The Creative Commons license for the image requires attribution (See Creative Commons Attribution-NoDerivs 2.0). I could not find on Flikr where the author specifies in the manner the attribution to be carried out. I don't know if attribution on the photos page is acceptable. The alternative is to remove the image. -- Micah 06:29, 22 August 2006 (MST)
The attribution already exists on the main page for the image...what appears in the article is a thumbnail with a link to that page and doesn't have to include the credit. -- Sans Deity 07:18, 22 August 2006 (MST)
I'll take that as executive policy and make future image submission only attribute on the image's main page. Thank you. -- Micah 08:47, 22 August 2006 (MST)
Thanks. If you take a look at wikipedia (which we're using as the 'gold standard'), that seems to be the way they're doing it. -- Sans Deity 08:56, 22 August 2006 (MST)
There is a very strong case that the second verse refers not to a literal sword but the sword of truth that divides - and causes problems to the believers themselves (see verse in context). Ironically seems a case of cherry picking verses that seem to fit your aim.
Re the US marines, whether they see this as a real sword or not is irrelevant and perhaps an appeal to authority.
(The above comment was left by User:Stig.)
- Of course it's not a literal sword. In context (see Matthew 10:32-38 ), it's obviously a metaphor for strife and civil war.
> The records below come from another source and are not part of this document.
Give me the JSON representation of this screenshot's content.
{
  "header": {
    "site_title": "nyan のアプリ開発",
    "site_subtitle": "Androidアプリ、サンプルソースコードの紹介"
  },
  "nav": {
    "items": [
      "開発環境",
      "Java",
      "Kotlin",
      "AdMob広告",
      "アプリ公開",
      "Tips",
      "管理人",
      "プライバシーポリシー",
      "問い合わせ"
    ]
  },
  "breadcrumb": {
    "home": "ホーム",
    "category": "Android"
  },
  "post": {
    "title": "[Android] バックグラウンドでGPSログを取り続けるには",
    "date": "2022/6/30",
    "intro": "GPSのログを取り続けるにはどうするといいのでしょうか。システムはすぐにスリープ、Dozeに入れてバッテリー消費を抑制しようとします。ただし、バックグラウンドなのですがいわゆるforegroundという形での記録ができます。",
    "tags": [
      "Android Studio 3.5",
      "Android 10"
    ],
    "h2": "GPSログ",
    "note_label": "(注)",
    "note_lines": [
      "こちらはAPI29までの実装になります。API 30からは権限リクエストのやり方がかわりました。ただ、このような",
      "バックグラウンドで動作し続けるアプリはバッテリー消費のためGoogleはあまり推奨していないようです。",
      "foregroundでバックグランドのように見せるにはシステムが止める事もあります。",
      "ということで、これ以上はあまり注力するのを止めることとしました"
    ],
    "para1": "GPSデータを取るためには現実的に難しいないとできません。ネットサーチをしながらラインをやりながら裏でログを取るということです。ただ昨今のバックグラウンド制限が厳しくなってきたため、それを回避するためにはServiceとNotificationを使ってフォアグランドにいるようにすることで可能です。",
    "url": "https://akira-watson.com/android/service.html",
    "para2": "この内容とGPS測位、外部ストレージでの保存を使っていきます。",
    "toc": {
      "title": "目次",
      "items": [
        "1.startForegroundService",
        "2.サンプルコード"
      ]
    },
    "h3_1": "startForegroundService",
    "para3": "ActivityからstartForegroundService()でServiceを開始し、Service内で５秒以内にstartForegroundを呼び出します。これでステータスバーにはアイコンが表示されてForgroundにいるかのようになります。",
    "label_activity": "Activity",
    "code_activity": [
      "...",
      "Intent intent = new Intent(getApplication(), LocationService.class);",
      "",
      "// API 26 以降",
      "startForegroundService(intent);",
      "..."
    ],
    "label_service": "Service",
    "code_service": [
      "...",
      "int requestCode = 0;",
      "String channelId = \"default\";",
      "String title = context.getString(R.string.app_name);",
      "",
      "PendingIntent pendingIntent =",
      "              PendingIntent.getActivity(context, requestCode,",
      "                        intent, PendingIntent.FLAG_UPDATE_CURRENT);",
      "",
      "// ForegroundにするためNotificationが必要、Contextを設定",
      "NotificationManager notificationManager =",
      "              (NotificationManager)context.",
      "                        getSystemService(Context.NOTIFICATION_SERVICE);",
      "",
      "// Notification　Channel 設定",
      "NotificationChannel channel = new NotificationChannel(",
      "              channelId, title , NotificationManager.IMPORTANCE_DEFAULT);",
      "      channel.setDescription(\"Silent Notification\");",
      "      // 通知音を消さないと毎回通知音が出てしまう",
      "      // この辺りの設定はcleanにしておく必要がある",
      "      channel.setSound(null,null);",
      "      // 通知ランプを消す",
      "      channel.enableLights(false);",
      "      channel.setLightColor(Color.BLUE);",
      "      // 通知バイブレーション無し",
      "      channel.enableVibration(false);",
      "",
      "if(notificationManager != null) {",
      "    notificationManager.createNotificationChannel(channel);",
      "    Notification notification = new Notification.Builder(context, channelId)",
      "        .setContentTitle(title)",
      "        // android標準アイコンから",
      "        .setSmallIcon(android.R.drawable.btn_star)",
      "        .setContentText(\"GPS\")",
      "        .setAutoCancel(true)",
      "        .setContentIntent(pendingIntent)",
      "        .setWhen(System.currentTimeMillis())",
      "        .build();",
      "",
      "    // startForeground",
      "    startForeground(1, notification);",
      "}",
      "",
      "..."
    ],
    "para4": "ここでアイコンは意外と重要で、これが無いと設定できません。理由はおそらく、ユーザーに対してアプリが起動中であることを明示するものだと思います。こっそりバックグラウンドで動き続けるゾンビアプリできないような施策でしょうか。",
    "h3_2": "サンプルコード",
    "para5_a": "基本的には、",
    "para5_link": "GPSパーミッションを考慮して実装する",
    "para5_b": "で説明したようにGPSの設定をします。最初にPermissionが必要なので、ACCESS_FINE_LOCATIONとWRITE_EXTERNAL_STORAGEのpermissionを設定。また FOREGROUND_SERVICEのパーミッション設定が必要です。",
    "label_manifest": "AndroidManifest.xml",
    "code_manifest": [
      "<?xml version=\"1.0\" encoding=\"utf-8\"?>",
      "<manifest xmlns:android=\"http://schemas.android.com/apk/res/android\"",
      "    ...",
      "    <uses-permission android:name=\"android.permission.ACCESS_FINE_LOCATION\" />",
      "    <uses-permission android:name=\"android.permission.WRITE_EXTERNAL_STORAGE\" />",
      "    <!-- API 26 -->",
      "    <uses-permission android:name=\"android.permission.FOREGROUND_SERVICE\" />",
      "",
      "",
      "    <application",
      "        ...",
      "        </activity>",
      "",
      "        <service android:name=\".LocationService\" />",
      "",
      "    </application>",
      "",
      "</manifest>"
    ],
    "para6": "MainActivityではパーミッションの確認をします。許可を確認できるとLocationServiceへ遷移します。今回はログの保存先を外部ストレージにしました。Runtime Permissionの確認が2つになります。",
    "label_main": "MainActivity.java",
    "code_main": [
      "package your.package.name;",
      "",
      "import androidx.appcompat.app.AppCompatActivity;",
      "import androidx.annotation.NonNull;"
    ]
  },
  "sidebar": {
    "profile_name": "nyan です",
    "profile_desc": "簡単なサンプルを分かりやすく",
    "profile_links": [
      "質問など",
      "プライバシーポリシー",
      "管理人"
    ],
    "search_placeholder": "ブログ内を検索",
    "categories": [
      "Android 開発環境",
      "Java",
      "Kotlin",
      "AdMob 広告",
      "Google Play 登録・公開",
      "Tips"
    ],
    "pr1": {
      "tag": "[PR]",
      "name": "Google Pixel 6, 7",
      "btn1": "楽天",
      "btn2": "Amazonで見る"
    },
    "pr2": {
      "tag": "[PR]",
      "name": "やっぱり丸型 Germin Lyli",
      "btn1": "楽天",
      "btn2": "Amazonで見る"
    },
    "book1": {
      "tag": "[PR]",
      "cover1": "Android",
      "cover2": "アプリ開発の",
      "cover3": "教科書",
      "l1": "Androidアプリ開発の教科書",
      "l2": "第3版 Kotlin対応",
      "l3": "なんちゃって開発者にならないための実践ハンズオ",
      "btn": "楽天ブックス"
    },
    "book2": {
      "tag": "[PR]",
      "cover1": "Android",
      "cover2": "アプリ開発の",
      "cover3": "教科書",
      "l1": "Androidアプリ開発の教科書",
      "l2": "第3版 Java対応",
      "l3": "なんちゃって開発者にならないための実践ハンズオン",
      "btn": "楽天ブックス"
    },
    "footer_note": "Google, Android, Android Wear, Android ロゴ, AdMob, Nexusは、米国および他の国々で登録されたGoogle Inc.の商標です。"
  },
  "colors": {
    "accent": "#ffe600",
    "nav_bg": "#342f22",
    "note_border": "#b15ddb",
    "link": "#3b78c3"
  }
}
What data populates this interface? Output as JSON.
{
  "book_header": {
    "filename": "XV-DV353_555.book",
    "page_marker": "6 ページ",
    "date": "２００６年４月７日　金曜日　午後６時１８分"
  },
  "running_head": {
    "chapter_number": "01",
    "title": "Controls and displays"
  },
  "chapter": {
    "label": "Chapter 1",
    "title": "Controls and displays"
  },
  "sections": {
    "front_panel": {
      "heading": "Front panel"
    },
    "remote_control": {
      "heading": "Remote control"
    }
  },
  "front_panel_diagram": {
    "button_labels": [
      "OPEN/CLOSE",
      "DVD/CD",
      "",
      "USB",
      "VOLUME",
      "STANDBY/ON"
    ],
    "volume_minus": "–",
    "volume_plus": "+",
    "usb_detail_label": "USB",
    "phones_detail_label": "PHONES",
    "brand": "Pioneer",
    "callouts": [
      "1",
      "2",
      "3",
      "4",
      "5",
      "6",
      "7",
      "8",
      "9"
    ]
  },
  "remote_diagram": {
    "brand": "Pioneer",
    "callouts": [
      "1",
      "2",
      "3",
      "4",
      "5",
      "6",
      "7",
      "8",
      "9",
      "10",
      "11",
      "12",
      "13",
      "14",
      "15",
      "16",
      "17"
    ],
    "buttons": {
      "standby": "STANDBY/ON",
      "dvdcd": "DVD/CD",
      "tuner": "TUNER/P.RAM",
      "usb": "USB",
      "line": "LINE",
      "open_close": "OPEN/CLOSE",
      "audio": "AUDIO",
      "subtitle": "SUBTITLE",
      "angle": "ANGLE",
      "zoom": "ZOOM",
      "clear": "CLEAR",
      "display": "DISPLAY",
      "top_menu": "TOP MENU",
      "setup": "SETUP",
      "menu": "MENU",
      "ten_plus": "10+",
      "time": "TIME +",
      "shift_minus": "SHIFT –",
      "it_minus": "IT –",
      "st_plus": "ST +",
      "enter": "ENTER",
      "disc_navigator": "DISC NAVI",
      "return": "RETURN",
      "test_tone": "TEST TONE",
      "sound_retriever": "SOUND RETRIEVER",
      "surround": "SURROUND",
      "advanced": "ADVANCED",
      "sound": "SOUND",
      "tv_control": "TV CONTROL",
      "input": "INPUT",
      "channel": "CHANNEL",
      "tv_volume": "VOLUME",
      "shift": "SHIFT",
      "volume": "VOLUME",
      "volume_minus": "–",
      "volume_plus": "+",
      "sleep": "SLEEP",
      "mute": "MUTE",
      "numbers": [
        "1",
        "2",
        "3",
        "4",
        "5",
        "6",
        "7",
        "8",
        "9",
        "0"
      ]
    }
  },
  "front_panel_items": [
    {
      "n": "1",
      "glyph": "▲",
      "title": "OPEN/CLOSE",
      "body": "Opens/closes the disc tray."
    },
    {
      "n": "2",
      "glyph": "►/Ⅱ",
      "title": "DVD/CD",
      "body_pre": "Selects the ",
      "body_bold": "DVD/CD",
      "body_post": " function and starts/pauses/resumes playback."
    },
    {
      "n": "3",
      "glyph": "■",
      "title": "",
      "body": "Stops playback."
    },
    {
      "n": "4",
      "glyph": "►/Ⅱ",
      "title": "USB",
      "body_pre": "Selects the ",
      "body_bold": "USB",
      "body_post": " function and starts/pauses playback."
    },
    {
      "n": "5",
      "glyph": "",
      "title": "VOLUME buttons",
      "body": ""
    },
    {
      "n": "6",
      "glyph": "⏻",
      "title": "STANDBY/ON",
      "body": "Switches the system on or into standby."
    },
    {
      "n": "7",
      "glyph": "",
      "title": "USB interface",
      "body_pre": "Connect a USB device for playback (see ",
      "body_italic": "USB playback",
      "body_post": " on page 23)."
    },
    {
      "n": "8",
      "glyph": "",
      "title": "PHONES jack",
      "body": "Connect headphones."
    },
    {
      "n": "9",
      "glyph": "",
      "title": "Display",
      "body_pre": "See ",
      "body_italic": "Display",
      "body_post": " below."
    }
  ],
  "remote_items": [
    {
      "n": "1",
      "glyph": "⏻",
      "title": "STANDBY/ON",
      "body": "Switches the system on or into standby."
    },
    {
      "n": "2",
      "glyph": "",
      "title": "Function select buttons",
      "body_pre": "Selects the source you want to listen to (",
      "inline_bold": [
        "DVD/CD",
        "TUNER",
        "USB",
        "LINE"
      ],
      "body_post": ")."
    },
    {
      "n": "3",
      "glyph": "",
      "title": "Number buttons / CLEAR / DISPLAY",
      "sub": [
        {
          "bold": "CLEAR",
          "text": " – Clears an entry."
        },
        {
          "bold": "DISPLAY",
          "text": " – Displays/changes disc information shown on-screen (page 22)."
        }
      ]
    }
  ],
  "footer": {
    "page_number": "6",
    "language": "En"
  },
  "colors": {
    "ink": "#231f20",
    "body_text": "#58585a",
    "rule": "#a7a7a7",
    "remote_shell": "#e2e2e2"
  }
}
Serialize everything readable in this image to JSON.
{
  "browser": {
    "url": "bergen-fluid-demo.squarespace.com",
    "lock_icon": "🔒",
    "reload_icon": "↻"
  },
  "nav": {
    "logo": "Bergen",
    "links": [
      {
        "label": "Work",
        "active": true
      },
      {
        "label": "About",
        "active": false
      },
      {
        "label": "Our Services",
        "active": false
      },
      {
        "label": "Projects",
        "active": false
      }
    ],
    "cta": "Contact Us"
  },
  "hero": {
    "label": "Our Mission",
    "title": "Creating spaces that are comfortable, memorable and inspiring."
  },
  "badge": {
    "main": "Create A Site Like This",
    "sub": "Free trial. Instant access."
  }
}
I doubt even biblical literalists think verse 34 refers to an actual steel weapon like Excalibur.
- As for the "sword of truth" business, I have no idea where you're getting that. --Arensb 10:52, 4 October 2008 (CDT)
The article assumed the second verse implied that it advocated violence while the first did not, and out out of context (cherry picked) it may seem that way.--Stig 11:06, 4 October 2008 (CDT)